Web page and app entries
※ ※ ※

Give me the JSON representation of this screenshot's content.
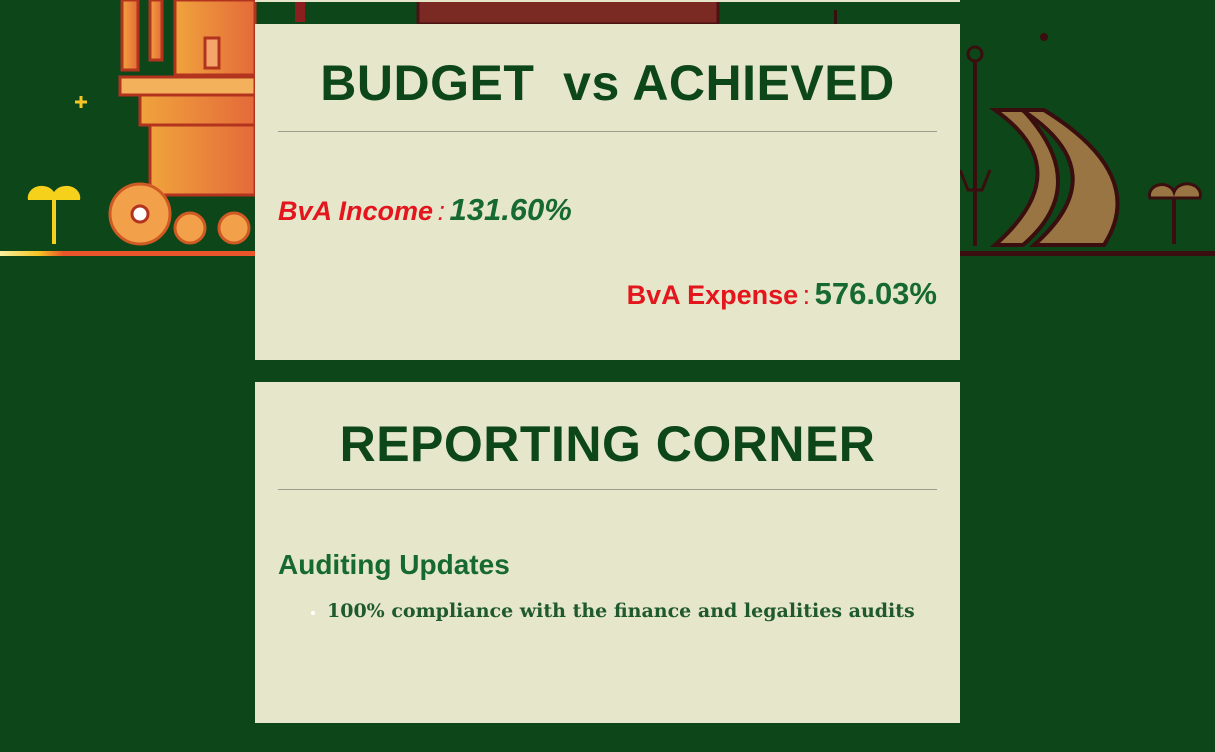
{
  "budget_card": {
    "title": "BUDGET  vs ACHIEVED",
    "income": {
      "label": "BvA Income",
      "separator": ":",
      "value": "131.60%"
    },
    "expense": {
      "label": "BvA Expense",
      "separator": ":",
      "value": "576.03%"
    }
  },
  "reporting_card": {
    "title": "REPORTING CORNER",
    "subheading": "Auditing Updates",
    "items": [
      "100% compliance with the finance and legalities audits"
    ]
  },
  "colors": {
    "background": "#0c4619",
    "card": "#e6e6ca",
    "heading": "#0c4619",
    "label_red": "#e3161d",
    "value_green": "#16692f"
  },
  "icons": [
    "temple-tower-illustration",
    "lamp-post-illustration",
    "sail-monument-illustration",
    "tree-icon"
  ]
}
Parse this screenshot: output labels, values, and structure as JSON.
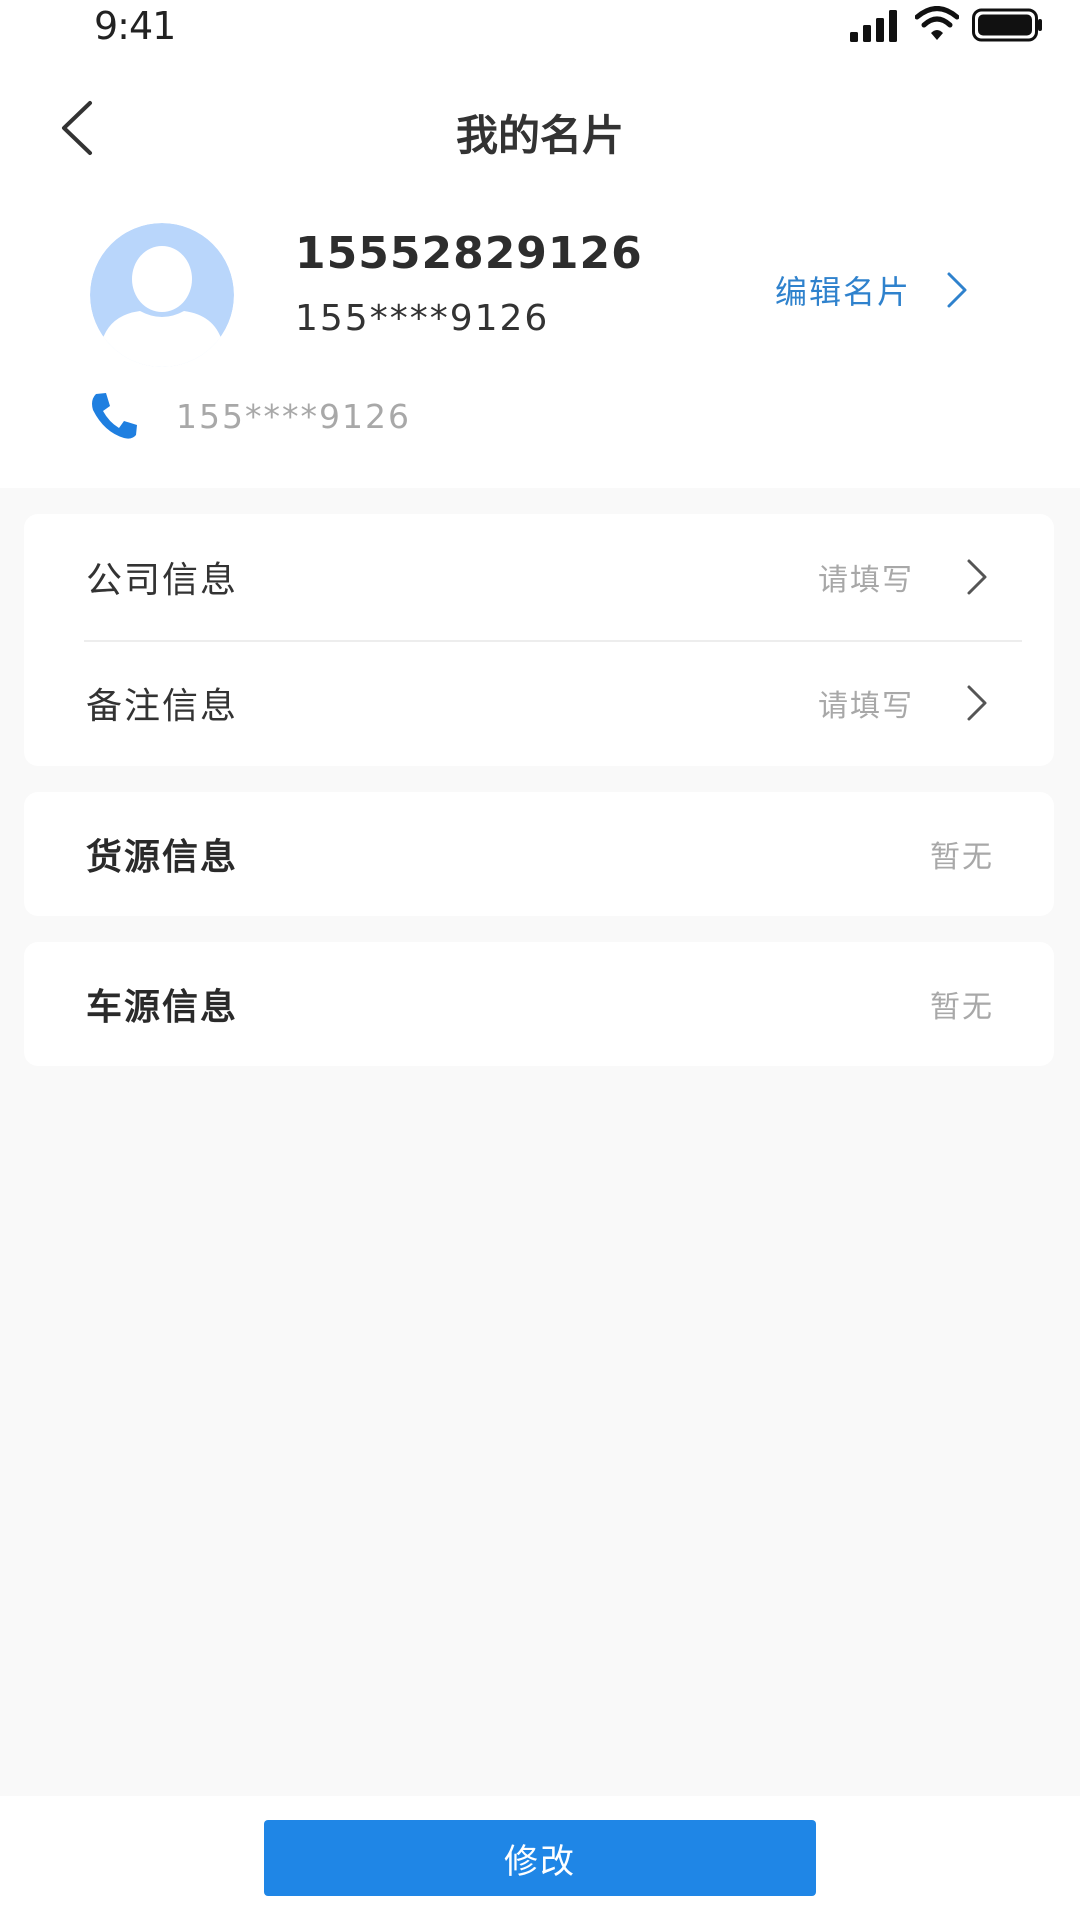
{
  "status_bar": {
    "time": "9:41",
    "icons": [
      "signal-icon",
      "wifi-icon",
      "battery-icon"
    ]
  },
  "header": {
    "title": "我的名片",
    "back_icon": "back-arrow-icon"
  },
  "profile": {
    "name": "15552829126",
    "masked_phone": "155****9126",
    "edit_label": "编辑名片",
    "phone_label": "155****9126",
    "avatar_icon": "default-avatar-icon",
    "phone_icon": "phone-icon"
  },
  "info_rows": [
    {
      "label": "公司信息",
      "value": "请填写"
    },
    {
      "label": "备注信息",
      "value": "请填写"
    }
  ],
  "sections": {
    "cargo": {
      "label": "货源信息",
      "value": "暂无"
    },
    "vehicle": {
      "label": "车源信息",
      "value": "暂无"
    }
  },
  "footer": {
    "modify_label": "修改"
  },
  "colors": {
    "accent": "#1f86e6",
    "link_blue": "#2f82cd",
    "avatar_bg": "#b9d6fb",
    "background": "#f9f9f9"
  }
}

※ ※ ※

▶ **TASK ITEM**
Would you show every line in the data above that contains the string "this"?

▶ **EXERCISE ANSWER**
Give me the JSON representation of this screenshot's content.
Parse this screenshot: output labels, values, and structure as JSON.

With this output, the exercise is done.